Hattie Lawton, also jailed but not executed, pleaded with Confederate authorities to grant Webster's wish to be shot, rather than to make him suffer a felon's death by hanging. Despite Lincoln’s message and Hattie's plea, Webster was hanged on April 29, 1862. "He was" wrote Pinkerton, "a faithful, brave, true-hearted man" for whom "Fear was an element entirely unknown."
British-born Union spy and Pinkerton operative Timothy Webster was a former New York City police officer expert at striking up acquaintances with people who unwittingly became sources. As Pinkerton later wrote, everyone who met Webster “yielded to the magic of his blandishments and was disposed to serve him whenever possible.”
Lewis next went to work finding and arresting deserters for Colonel Lafayette Baker, head of the federal secret service in Washington. After the war he tried to start his own detective agency, which failed due to his partner’s drinking problem. A memoir by Pinkerton, who blamed Lewis for Webster's hanging, put the kibosh on his second attempt. For much more on Lewis's tragic life, I refer you to Double Death: The True Story of Pryce Lewis, The Civil War’s Most Daring Spy. The book also expands on the early days of the Pinkerton Agency, as well as making use of the primary documents and photographs in St. Lawrence University's Pryce Lewis collection.

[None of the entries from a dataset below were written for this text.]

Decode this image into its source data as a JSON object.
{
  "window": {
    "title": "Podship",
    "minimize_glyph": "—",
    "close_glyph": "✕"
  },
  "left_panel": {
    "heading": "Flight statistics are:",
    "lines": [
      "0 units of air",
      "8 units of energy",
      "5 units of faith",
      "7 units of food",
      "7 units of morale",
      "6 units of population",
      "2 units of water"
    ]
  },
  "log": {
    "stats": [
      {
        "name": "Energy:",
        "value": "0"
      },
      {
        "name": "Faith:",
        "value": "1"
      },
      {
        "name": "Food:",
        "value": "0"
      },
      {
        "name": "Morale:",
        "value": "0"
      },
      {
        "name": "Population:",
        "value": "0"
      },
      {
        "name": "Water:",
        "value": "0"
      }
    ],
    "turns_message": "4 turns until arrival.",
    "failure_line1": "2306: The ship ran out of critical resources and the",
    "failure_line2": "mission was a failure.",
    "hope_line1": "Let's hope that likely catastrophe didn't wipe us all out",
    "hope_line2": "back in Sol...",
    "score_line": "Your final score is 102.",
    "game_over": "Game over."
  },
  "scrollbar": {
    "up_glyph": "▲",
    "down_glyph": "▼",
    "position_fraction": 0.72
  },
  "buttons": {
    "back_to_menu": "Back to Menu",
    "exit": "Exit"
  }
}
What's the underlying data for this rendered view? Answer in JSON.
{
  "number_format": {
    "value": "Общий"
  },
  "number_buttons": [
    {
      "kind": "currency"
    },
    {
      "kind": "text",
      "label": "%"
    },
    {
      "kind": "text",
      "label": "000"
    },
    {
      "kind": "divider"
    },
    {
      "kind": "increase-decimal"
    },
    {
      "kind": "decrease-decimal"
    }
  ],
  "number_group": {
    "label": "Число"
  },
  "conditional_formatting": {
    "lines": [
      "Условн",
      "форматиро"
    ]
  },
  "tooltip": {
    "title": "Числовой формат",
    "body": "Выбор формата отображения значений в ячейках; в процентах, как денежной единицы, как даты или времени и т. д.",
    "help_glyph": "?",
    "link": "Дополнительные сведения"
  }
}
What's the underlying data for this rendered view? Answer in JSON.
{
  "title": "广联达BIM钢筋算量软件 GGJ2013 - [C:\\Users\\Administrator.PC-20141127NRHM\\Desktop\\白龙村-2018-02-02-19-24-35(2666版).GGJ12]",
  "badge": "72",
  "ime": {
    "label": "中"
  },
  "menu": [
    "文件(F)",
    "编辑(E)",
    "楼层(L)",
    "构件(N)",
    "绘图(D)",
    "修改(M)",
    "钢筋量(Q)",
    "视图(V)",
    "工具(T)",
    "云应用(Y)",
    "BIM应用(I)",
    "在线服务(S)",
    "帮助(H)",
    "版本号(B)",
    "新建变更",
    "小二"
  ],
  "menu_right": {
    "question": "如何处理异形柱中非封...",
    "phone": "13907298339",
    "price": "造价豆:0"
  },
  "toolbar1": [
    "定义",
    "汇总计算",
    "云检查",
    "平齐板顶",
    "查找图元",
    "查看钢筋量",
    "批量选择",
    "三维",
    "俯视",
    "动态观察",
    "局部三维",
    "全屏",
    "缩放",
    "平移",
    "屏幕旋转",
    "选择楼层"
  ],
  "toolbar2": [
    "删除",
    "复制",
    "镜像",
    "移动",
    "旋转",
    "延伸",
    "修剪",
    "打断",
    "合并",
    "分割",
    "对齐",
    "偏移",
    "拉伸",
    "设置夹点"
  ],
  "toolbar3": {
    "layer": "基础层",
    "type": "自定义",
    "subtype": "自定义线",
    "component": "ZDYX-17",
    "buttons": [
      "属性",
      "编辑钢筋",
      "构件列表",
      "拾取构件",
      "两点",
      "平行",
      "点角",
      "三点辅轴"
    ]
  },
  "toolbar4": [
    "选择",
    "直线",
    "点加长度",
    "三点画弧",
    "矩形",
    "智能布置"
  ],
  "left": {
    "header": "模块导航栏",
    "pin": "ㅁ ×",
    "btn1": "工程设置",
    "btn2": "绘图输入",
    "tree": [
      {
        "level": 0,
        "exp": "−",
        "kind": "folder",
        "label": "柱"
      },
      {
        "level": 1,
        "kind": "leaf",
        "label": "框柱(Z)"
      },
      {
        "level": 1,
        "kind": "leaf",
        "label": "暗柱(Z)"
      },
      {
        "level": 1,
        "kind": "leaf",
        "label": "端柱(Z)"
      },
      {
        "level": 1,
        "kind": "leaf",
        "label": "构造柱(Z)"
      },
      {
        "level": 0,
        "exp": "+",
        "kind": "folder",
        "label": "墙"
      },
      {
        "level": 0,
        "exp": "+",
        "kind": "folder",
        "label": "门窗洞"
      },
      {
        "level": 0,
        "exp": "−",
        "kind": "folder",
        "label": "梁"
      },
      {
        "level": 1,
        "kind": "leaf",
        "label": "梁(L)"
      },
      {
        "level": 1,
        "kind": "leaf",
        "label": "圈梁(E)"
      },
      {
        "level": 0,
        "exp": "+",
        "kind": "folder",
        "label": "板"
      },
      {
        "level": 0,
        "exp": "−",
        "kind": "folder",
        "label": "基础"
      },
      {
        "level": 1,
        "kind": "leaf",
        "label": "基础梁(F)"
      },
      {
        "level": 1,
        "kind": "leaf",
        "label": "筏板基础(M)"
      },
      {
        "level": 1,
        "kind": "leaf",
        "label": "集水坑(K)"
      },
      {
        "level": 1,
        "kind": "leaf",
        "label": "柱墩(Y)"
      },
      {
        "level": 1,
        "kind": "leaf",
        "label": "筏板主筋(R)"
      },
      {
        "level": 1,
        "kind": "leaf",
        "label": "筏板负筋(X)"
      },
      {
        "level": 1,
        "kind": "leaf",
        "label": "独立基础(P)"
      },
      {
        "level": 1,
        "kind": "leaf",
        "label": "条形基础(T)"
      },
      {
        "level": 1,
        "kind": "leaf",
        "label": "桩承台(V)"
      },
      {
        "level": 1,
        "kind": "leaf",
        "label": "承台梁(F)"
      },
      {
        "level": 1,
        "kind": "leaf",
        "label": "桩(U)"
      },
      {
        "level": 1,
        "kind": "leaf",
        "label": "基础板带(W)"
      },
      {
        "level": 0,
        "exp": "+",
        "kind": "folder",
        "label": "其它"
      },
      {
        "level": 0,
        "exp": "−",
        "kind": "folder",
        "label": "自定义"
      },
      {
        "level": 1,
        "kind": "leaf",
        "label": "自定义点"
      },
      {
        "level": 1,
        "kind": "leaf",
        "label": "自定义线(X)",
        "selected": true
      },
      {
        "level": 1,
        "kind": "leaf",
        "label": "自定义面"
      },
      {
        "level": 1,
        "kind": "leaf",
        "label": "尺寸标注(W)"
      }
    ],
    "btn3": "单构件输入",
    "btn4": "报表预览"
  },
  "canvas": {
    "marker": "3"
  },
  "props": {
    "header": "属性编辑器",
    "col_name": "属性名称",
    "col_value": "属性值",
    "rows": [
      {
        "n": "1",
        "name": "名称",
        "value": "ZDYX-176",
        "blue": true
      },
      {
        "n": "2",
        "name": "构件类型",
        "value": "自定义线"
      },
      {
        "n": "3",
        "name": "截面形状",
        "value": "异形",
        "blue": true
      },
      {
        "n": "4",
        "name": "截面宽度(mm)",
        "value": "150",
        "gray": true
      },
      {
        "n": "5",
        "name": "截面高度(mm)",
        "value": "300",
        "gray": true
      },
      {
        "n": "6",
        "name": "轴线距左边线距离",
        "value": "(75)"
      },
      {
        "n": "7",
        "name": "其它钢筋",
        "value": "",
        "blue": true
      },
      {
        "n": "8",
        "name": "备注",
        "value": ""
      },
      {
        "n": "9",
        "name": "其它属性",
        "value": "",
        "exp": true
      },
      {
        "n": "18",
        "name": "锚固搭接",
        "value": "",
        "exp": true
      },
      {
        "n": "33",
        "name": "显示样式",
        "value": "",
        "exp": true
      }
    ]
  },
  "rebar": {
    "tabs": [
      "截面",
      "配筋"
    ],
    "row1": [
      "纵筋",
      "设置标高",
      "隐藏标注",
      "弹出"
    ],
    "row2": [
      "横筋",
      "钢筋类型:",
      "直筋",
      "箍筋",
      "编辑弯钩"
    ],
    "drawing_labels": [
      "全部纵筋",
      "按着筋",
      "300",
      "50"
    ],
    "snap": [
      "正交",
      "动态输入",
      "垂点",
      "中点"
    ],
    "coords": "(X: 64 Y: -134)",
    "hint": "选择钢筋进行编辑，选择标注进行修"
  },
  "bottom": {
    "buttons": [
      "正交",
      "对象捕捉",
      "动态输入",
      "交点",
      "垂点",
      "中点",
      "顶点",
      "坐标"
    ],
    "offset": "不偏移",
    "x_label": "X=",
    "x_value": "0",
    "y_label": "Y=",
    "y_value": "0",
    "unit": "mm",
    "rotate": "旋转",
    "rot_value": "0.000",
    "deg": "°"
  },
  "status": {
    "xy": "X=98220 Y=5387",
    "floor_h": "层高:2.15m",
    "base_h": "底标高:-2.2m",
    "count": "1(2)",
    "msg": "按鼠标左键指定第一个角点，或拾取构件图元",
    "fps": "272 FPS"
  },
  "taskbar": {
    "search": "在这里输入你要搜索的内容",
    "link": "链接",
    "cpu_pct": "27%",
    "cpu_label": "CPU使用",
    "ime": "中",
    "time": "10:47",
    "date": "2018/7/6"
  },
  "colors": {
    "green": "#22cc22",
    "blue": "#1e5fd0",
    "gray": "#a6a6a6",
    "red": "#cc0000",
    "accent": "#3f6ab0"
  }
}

5 comments:

  1. The Baltimore plot involved an Italian immigrant barber, who would have shot Lincoln and then escaped with the aid of Southern sympathizing law enforcement. Lincoln entered the city at night, in a "disguise", and lived to be ridiculed for it by newspapers denouncing his lack of manly courage.
    I wonder what they had to say 4 years later.
    And where was the Pinkerton intelligence then, when Booth was aided by a red-herring pursuit during his escape?
    The police superintendent who gave information about the 1861 plot was named John Kennedy--a coincidence or an eerie cosmology?

    ReplyDelete
  2. Pryce is seen here with Captain George S. Patton...

    The grandfather, of course, of the much better known WWII general George S. Patton, about whom I learned a great deal to write a magazine cover story a few years ago.

    p.s. Lincoln (and also Lewis) really did wear those stove pipe hats back then!

    ReplyDelete
    Replies
    1. Higher hats for hotter heads!

      Delete
  3. For more on T. Webster, there's a new biography out about him as well (A Spy for the Union).

    ReplyDelete
  4. If only confederates use some spyware applications, the war would be over in days or mere month.

    ReplyDelete